** Records to use follows **
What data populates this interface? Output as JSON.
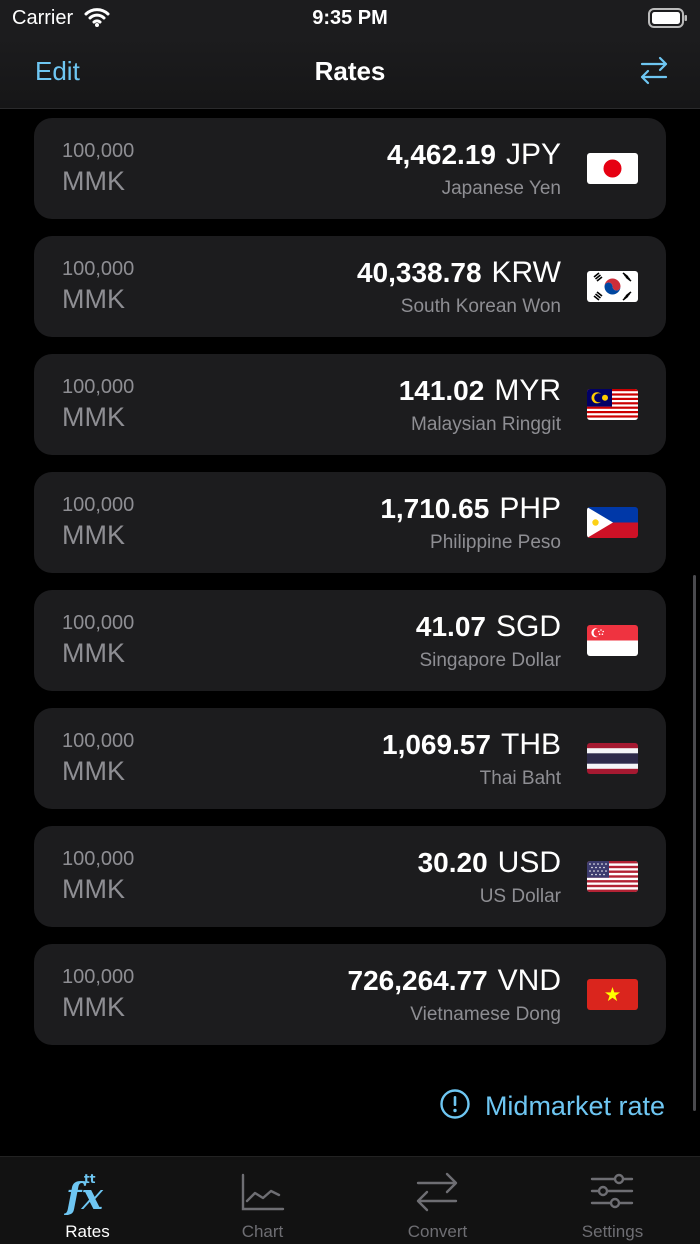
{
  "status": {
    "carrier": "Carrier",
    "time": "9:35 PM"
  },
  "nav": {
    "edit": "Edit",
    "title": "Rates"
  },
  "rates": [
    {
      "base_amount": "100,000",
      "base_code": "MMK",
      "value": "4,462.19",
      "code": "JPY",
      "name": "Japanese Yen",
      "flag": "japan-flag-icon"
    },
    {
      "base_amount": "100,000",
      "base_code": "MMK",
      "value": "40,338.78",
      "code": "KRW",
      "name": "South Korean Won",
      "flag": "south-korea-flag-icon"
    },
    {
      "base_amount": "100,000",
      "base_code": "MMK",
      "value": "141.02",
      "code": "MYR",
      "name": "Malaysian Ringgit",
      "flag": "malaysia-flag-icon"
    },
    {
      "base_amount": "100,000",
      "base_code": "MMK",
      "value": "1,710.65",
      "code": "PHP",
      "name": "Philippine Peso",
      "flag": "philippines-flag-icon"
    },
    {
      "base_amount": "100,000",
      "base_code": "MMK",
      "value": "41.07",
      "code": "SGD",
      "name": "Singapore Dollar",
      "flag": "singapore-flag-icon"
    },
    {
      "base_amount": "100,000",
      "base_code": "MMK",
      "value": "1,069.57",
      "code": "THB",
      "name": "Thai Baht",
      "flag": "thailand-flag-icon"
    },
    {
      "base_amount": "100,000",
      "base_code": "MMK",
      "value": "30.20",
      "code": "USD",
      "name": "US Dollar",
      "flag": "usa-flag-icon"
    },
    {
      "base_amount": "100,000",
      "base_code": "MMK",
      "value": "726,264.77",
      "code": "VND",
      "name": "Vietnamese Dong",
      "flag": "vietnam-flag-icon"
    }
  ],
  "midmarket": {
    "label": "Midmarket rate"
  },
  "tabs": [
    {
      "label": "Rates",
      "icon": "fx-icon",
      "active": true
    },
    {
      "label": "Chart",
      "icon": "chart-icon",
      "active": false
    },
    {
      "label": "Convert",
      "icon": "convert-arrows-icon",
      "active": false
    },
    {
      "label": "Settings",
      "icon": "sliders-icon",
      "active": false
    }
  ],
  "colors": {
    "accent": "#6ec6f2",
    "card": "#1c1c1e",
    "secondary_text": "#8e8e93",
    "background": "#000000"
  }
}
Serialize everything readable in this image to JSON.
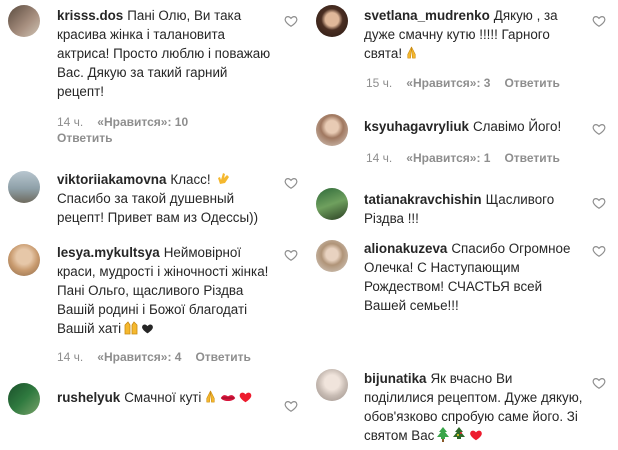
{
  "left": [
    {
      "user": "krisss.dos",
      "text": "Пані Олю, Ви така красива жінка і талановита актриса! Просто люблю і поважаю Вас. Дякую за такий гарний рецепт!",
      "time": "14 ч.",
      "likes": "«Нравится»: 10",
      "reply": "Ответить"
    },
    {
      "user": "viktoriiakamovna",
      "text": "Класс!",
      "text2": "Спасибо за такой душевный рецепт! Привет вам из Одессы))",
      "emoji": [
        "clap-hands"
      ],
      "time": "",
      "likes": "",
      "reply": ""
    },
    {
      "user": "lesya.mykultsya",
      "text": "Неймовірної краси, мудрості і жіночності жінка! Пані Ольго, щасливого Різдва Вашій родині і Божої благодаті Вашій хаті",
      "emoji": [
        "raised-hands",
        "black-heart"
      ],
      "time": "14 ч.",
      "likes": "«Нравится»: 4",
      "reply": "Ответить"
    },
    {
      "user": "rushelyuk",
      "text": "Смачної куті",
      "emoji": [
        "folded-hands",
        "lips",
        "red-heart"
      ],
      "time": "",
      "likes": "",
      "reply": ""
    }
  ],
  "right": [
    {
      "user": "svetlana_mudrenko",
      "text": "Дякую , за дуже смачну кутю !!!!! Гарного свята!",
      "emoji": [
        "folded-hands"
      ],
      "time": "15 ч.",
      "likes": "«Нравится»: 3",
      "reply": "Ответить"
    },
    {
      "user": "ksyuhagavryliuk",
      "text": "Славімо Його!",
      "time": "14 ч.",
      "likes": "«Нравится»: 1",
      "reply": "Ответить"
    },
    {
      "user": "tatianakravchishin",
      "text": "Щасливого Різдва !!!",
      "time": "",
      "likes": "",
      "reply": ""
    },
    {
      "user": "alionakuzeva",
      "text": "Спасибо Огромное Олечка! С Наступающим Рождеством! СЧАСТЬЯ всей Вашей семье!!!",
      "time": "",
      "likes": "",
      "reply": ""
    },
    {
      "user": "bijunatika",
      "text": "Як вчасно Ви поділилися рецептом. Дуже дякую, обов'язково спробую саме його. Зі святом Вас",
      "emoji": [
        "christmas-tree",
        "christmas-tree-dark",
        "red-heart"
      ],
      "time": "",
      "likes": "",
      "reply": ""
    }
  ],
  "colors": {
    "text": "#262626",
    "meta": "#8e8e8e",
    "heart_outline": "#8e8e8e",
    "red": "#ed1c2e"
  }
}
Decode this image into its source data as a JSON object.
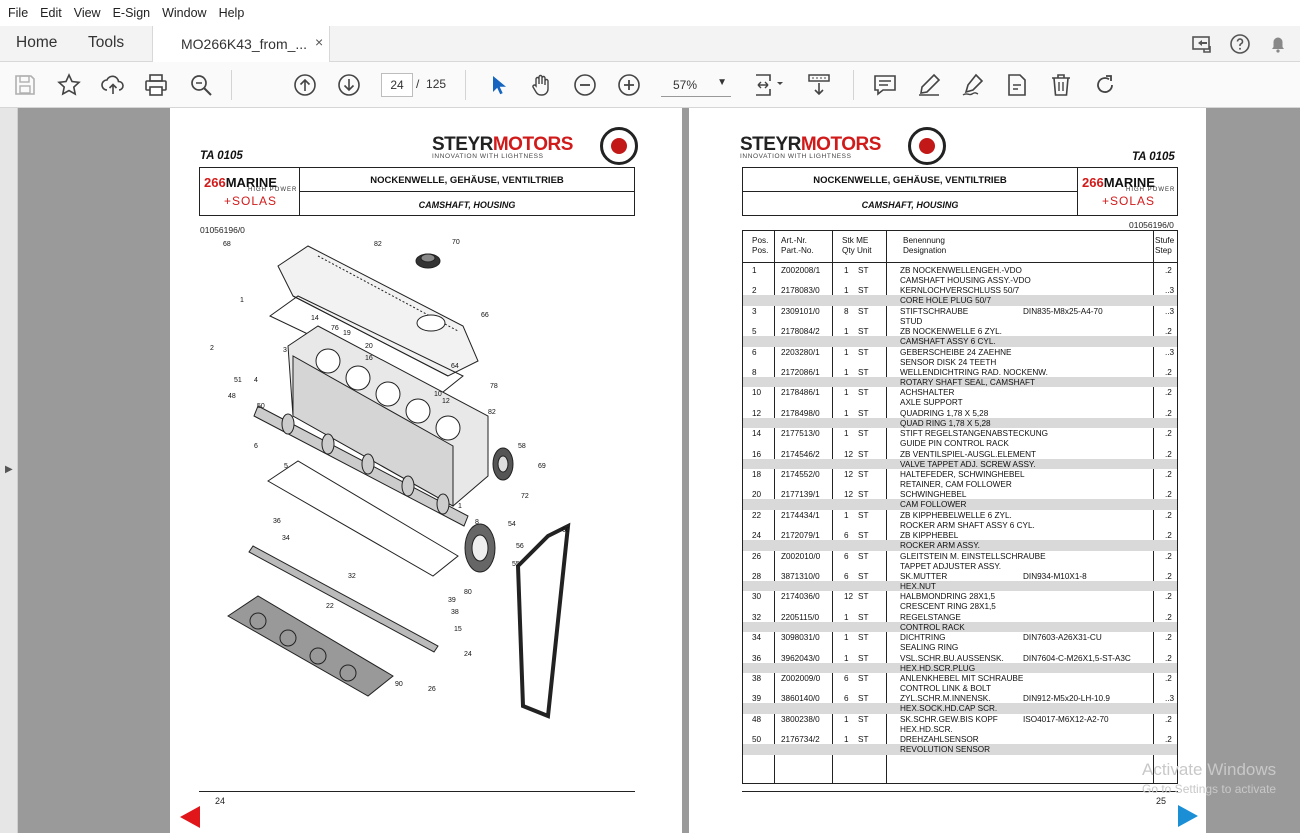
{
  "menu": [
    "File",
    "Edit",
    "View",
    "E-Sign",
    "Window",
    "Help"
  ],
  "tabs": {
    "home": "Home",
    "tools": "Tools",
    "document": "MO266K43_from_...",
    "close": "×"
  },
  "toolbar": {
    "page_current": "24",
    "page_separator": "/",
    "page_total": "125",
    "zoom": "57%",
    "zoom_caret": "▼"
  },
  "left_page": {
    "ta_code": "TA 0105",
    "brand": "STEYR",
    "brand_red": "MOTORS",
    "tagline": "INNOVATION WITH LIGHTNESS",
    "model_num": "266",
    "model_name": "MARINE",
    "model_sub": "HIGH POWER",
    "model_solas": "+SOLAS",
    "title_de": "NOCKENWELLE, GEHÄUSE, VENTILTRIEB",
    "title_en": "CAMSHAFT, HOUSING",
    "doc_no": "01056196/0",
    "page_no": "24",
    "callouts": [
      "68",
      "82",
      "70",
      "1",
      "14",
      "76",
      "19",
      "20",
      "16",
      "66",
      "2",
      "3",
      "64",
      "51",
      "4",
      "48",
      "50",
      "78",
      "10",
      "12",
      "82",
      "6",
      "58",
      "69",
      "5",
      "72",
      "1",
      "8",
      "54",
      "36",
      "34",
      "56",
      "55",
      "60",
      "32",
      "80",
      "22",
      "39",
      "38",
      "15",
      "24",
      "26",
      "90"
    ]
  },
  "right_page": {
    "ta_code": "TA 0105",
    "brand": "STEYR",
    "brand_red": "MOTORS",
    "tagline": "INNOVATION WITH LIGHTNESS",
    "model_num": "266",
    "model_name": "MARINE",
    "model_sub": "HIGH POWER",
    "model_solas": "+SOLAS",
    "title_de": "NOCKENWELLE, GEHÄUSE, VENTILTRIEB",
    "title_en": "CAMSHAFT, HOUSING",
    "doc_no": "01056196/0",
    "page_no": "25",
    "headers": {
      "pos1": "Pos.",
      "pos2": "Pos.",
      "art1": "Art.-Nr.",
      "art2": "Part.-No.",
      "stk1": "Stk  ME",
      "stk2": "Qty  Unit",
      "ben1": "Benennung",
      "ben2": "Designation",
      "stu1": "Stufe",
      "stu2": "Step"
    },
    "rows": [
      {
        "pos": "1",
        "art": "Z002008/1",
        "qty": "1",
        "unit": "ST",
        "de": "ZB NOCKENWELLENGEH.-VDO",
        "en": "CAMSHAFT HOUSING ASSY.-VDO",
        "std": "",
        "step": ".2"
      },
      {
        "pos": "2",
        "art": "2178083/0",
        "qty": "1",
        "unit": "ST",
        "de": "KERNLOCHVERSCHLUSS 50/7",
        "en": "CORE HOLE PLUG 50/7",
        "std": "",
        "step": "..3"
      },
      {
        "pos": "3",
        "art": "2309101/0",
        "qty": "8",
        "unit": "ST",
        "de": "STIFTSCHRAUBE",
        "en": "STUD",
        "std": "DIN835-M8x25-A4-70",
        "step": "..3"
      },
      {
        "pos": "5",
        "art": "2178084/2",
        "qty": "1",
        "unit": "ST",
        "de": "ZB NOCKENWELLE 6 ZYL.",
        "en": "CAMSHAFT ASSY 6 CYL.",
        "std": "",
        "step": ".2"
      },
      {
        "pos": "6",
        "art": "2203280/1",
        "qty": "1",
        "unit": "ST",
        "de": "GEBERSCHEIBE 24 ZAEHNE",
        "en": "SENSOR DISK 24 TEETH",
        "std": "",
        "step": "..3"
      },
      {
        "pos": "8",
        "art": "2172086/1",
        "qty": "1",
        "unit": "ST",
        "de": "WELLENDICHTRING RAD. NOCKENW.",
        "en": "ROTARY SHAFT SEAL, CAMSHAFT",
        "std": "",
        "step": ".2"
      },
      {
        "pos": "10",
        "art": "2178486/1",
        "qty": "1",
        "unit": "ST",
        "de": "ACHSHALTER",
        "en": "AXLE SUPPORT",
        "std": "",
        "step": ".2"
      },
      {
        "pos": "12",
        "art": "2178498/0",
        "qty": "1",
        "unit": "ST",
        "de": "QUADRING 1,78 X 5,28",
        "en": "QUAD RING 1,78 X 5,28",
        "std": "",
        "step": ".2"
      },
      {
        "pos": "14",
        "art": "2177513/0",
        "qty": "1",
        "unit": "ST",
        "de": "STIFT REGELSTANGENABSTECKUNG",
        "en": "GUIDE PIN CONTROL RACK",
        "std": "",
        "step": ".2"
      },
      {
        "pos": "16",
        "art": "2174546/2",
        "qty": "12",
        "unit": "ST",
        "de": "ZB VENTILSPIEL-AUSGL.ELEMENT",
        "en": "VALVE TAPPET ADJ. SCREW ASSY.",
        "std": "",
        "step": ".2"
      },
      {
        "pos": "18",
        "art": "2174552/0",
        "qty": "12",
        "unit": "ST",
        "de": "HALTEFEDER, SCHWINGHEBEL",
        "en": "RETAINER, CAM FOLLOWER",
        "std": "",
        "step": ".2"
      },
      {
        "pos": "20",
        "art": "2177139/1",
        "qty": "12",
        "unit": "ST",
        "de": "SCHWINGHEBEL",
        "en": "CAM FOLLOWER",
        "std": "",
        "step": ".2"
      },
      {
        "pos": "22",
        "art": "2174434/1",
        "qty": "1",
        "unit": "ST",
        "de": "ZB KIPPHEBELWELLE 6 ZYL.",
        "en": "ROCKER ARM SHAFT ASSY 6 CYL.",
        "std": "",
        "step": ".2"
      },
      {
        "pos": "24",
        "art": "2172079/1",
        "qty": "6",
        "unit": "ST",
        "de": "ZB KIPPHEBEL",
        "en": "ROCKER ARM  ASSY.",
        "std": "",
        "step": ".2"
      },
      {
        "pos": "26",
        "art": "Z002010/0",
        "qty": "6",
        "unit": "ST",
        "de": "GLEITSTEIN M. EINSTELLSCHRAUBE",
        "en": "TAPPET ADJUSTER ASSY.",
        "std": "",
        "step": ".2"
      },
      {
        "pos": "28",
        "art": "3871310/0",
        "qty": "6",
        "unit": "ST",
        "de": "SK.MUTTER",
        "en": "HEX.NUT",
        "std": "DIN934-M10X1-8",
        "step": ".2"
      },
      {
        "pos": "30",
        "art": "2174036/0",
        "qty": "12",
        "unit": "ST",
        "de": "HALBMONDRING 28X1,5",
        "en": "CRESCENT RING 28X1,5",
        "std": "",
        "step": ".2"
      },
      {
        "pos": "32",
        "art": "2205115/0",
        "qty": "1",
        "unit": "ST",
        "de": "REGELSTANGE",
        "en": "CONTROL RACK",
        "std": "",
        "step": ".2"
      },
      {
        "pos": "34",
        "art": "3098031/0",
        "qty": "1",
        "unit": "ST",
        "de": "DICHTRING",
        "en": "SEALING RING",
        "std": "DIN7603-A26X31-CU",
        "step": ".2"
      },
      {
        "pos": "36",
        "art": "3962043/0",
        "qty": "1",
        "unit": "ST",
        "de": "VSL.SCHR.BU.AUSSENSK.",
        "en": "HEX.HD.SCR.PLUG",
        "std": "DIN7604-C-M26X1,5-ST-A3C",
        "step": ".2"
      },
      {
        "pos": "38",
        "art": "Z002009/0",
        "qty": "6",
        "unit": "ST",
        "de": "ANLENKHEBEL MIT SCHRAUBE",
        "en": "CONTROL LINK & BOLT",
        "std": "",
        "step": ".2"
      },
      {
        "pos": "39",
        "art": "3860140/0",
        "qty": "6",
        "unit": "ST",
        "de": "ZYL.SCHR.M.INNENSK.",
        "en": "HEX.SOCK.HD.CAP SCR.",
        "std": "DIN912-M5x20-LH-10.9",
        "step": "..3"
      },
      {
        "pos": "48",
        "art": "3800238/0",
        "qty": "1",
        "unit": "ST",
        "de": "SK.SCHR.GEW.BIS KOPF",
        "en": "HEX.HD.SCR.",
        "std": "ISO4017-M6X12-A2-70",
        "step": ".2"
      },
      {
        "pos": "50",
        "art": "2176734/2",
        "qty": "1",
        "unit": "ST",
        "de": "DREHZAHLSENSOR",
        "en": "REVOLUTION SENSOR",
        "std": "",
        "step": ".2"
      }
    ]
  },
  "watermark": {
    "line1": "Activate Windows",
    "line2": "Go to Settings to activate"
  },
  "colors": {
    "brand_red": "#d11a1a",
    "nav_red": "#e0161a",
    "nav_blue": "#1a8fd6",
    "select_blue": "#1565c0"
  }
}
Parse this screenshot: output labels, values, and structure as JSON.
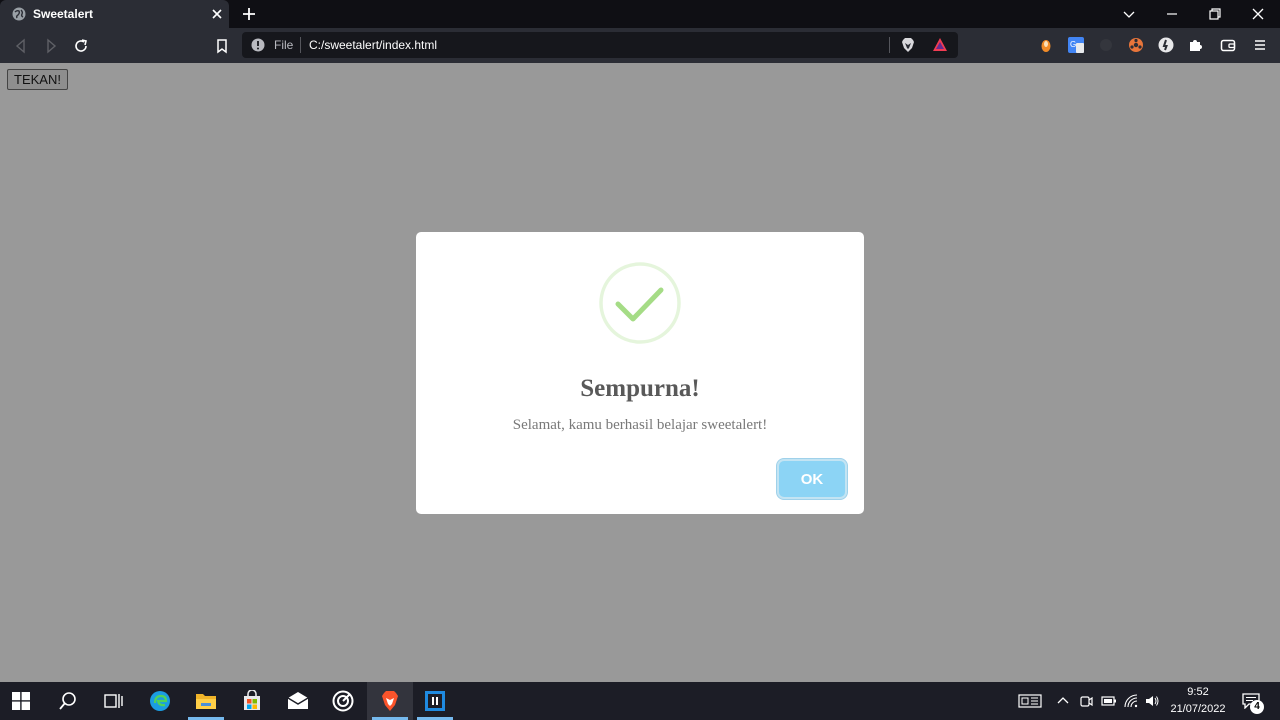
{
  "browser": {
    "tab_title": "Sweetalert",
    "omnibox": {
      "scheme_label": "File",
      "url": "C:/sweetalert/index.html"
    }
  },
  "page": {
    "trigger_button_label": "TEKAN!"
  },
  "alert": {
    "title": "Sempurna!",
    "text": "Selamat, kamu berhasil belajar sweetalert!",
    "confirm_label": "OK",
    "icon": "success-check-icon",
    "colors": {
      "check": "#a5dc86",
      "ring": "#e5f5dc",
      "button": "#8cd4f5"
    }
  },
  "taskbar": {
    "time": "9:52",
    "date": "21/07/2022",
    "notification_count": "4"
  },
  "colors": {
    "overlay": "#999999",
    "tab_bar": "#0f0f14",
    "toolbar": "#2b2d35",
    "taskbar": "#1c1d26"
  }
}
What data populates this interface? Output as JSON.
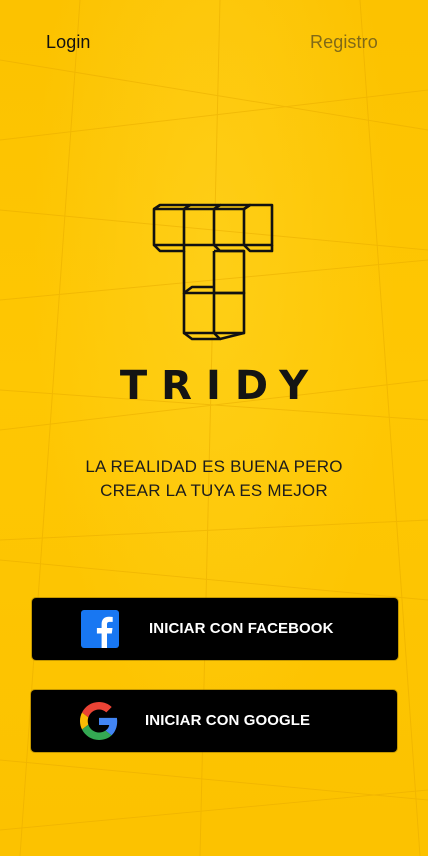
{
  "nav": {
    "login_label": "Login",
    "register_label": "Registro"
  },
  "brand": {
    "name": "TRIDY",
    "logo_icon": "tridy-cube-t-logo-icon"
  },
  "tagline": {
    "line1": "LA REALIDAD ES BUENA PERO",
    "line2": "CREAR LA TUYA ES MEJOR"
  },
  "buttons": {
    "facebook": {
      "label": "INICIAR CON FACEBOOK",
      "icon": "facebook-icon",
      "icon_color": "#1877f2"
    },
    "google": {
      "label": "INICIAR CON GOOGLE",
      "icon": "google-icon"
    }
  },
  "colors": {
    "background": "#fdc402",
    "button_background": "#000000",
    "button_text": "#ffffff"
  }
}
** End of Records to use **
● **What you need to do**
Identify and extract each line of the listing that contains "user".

● **Task answer**
      "user": "krisss.dos",
      "user": "viktoriiakamovna",
      "user": "lesya.mykultsya",
      "user": "rushelyuk",
      "user": "svetlana_mudrenko",
      "user": "ksyuhagavryliuk",
      "user": "tatianakravchishin",
      "user": "alionakuzeva",
      "user": "bijunatika",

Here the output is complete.